Extracted information: Begin

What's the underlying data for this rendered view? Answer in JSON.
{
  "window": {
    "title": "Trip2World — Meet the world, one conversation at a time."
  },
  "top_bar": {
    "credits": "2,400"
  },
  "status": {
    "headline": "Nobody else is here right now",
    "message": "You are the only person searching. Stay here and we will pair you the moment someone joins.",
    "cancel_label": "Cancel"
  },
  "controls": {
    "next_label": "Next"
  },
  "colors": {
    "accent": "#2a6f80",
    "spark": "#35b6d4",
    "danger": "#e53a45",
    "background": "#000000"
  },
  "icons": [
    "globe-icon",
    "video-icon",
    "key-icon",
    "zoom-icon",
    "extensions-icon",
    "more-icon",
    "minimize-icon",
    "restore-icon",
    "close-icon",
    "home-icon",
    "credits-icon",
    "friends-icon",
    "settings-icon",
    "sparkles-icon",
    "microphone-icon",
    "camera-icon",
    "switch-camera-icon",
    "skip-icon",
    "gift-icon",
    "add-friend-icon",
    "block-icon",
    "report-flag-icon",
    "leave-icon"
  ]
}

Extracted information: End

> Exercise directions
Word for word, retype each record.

> Task output
What's the underlying data for this rendered view? Answer in JSON.
{
  "window": {
    "title": "Trip2World — Meet the world, one conversation at a time."
  },
  "top_bar": {
    "credits": "2,400"
  },
  "status": {
    "headline": "Nobody else is here right now",
    "message": "You are the only person searching. Stay here and we will pair you the moment someone joins.",
    "cancel_label": "Cancel"
  },
  "controls": {
    "next_label": "Next"
  },
  "colors": {
    "accent": "#2a6f80",
    "spark": "#35b6d4",
    "danger": "#e53a45",
    "background": "#000000"
  },
  "icons": [
    "globe-icon",
    "video-icon",
    "key-icon",
    "zoom-icon",
    "extensions-icon",
    "more-icon",
    "minimize-icon",
    "restore-icon",
    "close-icon",
    "home-icon",
    "credits-icon",
    "friends-icon",
    "settings-icon",
    "sparkles-icon",
    "microphone-icon",
    "camera-icon",
    "switch-camera-icon",
    "skip-icon",
    "gift-icon",
    "add-friend-icon",
    "block-icon",
    "report-flag-icon",
    "leave-icon"
  ]
}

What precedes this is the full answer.